Halloween should be "ah-Boo", not "ah-Choo"
Simple precautions to keep trick-or-treaters' from eating the wrong thing
Costumed kids will soon be scurrying from door-to-door and yelling "trick-or-treat" with wide-eyed anticipation of running off with something good to eat.
It's an innocent night filled with innocent fun, but should come with a healthy dose of precaution, especially for parents.
Mom and Dad already know to warn children to watch crossing the street, to carry a flashlight and make sure costumes can be seen and those wearing them can see clearly. But what about the bounty of candy and other treats the kids will be gathering?
Food allergies are becoming more common, so its important parents insist that children don't eat any of it until they get home and have it checked.
"For the younger kids, you want to make sure there's not a choking hazard," says Dr. Jane Pearson, EMS Medical Director and Emergency Physician at OSF HealthCare Saint Anthony Medical Center, in Rockford. "And for, certainly for those children with any kind of allergies, to check the ingredient list on all the candy to make sure that there is nothing that would harm the child."
Dr. Pearson says peanuts and peanut-based ingredients are the biggest concern. She also advises that consumption should be moderated.
"I was guilty as a child of this too," says Dr. Pearson. "Completely binging on the candy and eating all the candy in one fell swoop is probably not a good idea for your child. And, so, if you can get the candy and ration it out in smaller aliquots, is a good idea."
As for all of us greeting the trick-or-treater's at our door, Dr. Pearson suggests handing out commercially packaged candy and food items that are well wrapped and labeled.
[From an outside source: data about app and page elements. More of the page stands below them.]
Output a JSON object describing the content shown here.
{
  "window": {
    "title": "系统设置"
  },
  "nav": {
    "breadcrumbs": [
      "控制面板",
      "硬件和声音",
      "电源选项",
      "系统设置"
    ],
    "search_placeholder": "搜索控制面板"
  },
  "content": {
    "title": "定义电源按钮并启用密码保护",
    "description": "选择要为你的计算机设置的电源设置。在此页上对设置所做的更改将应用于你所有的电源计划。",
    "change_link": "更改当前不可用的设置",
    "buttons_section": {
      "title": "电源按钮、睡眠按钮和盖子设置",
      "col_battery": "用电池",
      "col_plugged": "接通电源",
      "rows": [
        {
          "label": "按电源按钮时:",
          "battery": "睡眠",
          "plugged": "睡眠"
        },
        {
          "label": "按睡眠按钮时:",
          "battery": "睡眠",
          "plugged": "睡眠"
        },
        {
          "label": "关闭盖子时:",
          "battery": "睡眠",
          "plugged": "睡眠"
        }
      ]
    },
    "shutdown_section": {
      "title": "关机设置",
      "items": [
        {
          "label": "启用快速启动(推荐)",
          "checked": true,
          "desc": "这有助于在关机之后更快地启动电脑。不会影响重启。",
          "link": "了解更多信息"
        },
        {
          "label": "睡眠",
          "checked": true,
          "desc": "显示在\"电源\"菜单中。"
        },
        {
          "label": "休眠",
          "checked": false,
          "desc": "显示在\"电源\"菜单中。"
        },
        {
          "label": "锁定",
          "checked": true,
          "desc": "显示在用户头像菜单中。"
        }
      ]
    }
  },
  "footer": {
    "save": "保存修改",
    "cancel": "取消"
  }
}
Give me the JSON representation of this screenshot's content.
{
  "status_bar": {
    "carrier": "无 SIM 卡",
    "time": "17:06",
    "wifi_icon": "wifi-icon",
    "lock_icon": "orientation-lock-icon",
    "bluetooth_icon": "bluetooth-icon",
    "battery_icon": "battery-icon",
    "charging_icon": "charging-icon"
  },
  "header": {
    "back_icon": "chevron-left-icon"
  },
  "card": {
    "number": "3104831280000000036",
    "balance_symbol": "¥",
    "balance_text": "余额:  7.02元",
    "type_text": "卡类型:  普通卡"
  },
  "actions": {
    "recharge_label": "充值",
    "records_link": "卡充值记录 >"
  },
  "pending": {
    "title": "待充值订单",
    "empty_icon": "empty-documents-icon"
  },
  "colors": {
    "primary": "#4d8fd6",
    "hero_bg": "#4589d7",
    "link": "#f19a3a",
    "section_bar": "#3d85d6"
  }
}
With that, she says any homemade treats found by parents should be disposed of because you can't be certain of the ingredients or how it was made.